RUNHEE-----A snow squall was moving through the Northeast on Wednesday evening, with an official warning issued earlier for parts of New York, Connecticut and New Jersey.
The term "snow squall" is relatively new at the National Weather Service, which started using it about a year ago. Here's what it means and how a snow squall could affect you.
What is a snow squall?
A snow squall is basically a short but ferocious burst of heavy snow and strong wing, usually lasting less than an hour or so, the NWS says. They normally occur during the daytime.
After the snow squall moved through Manhattan, for example, Central Park picked up 0.4 inches of snow in about 40 minutes.
What happens during a snow squall? Should I be worried?
During snow squalls, you can expect rapidly reduced visibility.
"The combination of quick results in visibilities and sudden slick conditions on roadways can often lead to high speed wrecks, pile ups, and subsequently injuries and fatalities," the NWS stated.
Snow squalls can often catch people off guard. If it's not possible to delay travel, the NWS advises driving slowly or using a different route.
A snow squall moves across the Hudson River towards Manhattan on December 18, 2019.
OK, so what does a snow squall warning mean?

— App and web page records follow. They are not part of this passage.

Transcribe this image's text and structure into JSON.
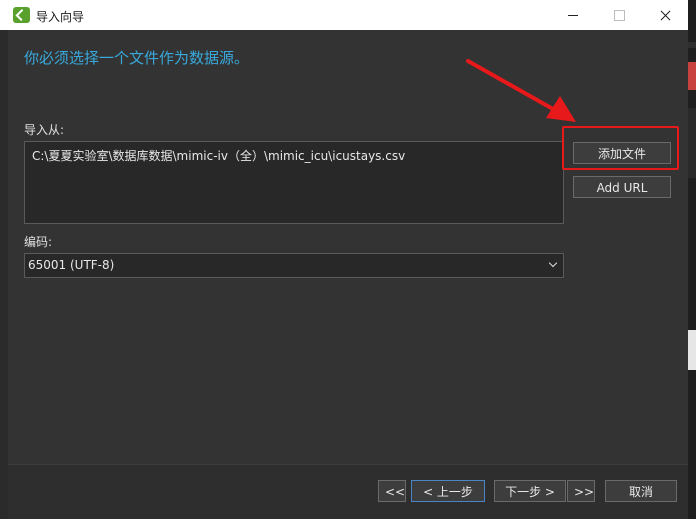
{
  "window": {
    "title": "导入向导"
  },
  "main": {
    "heading": "你必须选择一个文件作为数据源。",
    "import_from_label": "导入从:",
    "file_path": "C:\\夏夏实验室\\数据库数据\\mimic-iv（全）\\mimic_icu\\icustays.csv",
    "encoding_label": "编码:",
    "encoding_value": "65001 (UTF-8)"
  },
  "buttons": {
    "add_file": "添加文件",
    "add_url": "Add URL",
    "first": "<<",
    "prev": "< 上一步",
    "next": "下一步 >",
    "last": ">>",
    "cancel": "取消"
  },
  "colors": {
    "heading": "#39a9dc",
    "annotation": "#e8191a",
    "app_icon": "#5aa02c"
  },
  "icons": [
    "app-icon",
    "minimize-icon",
    "maximize-icon",
    "close-icon",
    "chevron-down-icon"
  ]
}
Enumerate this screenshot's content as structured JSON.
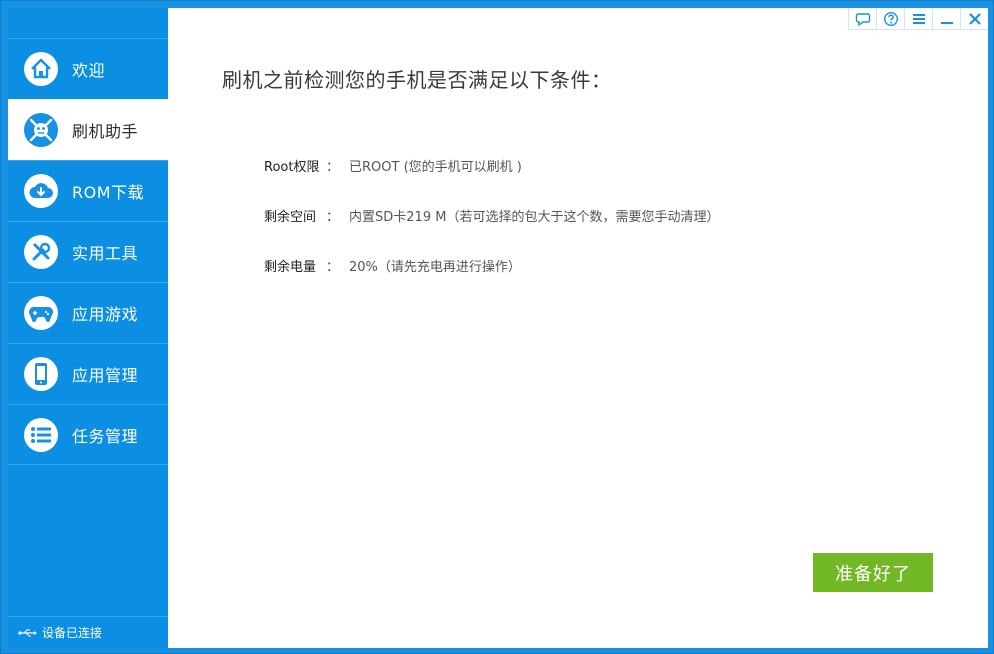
{
  "sidebar": {
    "items": [
      {
        "label": "欢迎",
        "icon": "home-icon"
      },
      {
        "label": "刷机助手",
        "icon": "android-robot-icon"
      },
      {
        "label": "ROM下载",
        "icon": "cloud-download-icon"
      },
      {
        "label": "实用工具",
        "icon": "tools-icon"
      },
      {
        "label": "应用游戏",
        "icon": "gamepad-icon"
      },
      {
        "label": "应用管理",
        "icon": "phone-icon"
      },
      {
        "label": "任务管理",
        "icon": "list-icon"
      }
    ],
    "active_index": 1,
    "status": "设备已连接"
  },
  "window_controls": [
    "feedback-icon",
    "help-icon",
    "menu-icon",
    "minimize-icon",
    "close-icon"
  ],
  "main": {
    "title": "刷机之前检测您的手机是否满足以下条件：",
    "conditions": [
      {
        "label": "Root权限",
        "colon": "：",
        "value": "已ROOT (您的手机可以刷机 )"
      },
      {
        "label": "剩余空间",
        "colon": "：",
        "value": "内置SD卡219 M（若可选择的包大于这个数，需要您手动清理）"
      },
      {
        "label": "剩余电量",
        "colon": "：",
        "value": "20%（请先充电再进行操作）"
      }
    ],
    "ready_button": "准备好了"
  },
  "colors": {
    "sidebar_bg": "#0c8fe3",
    "frame": "#1991e3",
    "ready_button": "#72b724"
  }
}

Similar to a tornado or thunderstorm warning, a snow squall warning is issued to alert residents that a snow squall is possible in their area. The warnings typically last less than an hour.